What needs to be done >>
In the entries that follow, find the word "icon" and report each line it is on.

Entries from a dataset of interfaces:
□ □ □ □ □ □ □

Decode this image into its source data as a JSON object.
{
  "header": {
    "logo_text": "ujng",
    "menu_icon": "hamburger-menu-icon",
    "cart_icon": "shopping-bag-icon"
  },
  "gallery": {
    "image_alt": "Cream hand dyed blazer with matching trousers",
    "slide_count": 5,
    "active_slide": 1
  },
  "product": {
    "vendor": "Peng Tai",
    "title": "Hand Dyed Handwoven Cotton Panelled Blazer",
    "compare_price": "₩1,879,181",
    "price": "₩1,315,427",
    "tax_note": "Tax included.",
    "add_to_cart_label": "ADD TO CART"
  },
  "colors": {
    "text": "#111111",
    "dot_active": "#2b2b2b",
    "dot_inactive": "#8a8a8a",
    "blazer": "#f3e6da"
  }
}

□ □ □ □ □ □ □

Output below >>
    "menu_icon": "hamburger-menu-icon",
    "cart_icon": "shopping-bag-icon"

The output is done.